Exercise aim
Please copy out the records that follow, word for word.

Records shown
::::::

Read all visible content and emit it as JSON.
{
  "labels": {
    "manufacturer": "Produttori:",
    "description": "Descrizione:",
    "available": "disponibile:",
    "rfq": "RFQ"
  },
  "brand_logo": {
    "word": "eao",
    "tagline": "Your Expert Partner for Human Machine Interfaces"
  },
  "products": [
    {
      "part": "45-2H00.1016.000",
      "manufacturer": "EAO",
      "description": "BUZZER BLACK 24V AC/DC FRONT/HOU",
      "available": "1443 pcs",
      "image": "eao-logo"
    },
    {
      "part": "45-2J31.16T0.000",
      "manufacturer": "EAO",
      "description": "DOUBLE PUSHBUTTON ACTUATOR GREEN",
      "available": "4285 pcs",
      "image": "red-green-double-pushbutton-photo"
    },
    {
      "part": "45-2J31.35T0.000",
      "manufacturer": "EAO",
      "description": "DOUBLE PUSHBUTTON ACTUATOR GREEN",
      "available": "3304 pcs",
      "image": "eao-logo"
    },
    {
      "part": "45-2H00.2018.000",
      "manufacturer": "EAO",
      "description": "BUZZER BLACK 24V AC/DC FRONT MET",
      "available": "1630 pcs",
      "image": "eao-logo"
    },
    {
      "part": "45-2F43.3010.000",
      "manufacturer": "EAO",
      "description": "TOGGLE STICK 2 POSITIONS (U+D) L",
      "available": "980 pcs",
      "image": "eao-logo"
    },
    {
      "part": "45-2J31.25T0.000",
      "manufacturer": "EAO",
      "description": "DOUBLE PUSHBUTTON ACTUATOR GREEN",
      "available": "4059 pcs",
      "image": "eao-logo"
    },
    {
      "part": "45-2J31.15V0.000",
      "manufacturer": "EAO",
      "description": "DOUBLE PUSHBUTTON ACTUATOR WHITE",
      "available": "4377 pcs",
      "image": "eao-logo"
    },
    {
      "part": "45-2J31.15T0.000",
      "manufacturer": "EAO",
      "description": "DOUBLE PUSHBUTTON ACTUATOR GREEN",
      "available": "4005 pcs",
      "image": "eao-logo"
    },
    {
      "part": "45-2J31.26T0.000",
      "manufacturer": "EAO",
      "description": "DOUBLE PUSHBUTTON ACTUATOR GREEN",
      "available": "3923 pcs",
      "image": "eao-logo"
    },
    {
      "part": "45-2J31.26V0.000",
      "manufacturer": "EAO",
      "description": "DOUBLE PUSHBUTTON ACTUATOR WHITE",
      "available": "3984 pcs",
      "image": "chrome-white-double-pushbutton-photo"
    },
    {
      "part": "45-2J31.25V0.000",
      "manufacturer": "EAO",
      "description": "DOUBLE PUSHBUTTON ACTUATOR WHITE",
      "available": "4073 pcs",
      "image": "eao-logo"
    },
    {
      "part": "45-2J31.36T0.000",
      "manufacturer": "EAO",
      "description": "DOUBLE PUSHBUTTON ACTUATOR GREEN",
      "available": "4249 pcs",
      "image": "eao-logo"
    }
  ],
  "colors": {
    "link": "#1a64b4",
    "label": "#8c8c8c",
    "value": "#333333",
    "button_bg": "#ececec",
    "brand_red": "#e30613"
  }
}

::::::

Written answer
Read all visible content and emit it as JSON.
{
  "labels": {
    "manufacturer": "Produttori:",
    "description": "Descrizione:",
    "available": "disponibile:",
    "rfq": "RFQ"
  },
  "brand_logo": {
    "word": "eao",
    "tagline": "Your Expert Partner for Human Machine Interfaces"
  },
  "products": [
    {
      "part": "45-2H00.1016.000",
      "manufacturer": "EAO",
      "description": "BUZZER BLACK 24V AC/DC FRONT/HOU",
      "available": "1443 pcs",
      "image": "eao-logo"
    },
    {
      "part": "45-2J31.16T0.000",
      "manufacturer": "EAO",
      "description": "DOUBLE PUSHBUTTON ACTUATOR GREEN",
      "available": "4285 pcs",
      "image": "red-green-double-pushbutton-photo"
    },
    {
      "part": "45-2J31.35T0.000",
      "manufacturer": "EAO",
      "description": "DOUBLE PUSHBUTTON ACTUATOR GREEN",
      "available": "3304 pcs",
      "image": "eao-logo"
    },
    {
      "part": "45-2H00.2018.000",
      "manufacturer": "EAO",
      "description": "BUZZER BLACK 24V AC/DC FRONT MET",
      "available": "1630 pcs",
      "image": "eao-logo"
    },
    {
      "part": "45-2F43.3010.000",
      "manufacturer": "EAO",
      "description": "TOGGLE STICK 2 POSITIONS (U+D) L",
      "available": "980 pcs",
      "image": "eao-logo"
    },
    {
      "part": "45-2J31.25T0.000",
      "manufacturer": "EAO",
      "description": "DOUBLE PUSHBUTTON ACTUATOR GREEN",
      "available": "4059 pcs",
      "image": "eao-logo"
    },
    {
      "part": "45-2J31.15V0.000",
      "manufacturer": "EAO",
      "description": "DOUBLE PUSHBUTTON ACTUATOR WHITE",
      "available": "4377 pcs",
      "image": "eao-logo"
    },
    {
      "part": "45-2J31.15T0.000",
      "manufacturer": "EAO",
      "description": "DOUBLE PUSHBUTTON ACTUATOR GREEN",
      "available": "4005 pcs",
      "image": "eao-logo"
    },
    {
      "part": "45-2J31.26T0.000",
      "manufacturer": "EAO",
      "description": "DOUBLE PUSHBUTTON ACTUATOR GREEN",
      "available": "3923 pcs",
      "image": "eao-logo"
    },
    {
      "part": "45-2J31.26V0.000",
      "manufacturer": "EAO",
      "description": "DOUBLE PUSHBUTTON ACTUATOR WHITE",
      "available": "3984 pcs",
      "image": "chrome-white-double-pushbutton-photo"
    },
    {
      "part": "45-2J31.25V0.000",
      "manufacturer": "EAO",
      "description": "DOUBLE PUSHBUTTON ACTUATOR WHITE",
      "available": "4073 pcs",
      "image": "eao-logo"
    },
    {
      "part": "45-2J31.36T0.000",
      "manufacturer": "EAO",
      "description": "DOUBLE PUSHBUTTON ACTUATOR GREEN",
      "available": "4249 pcs",
      "image": "eao-logo"
    }
  ],
  "colors": {
    "link": "#1a64b4",
    "label": "#8c8c8c",
    "value": "#333333",
    "button_bg": "#ececec",
    "brand_red": "#e30613"
  }
}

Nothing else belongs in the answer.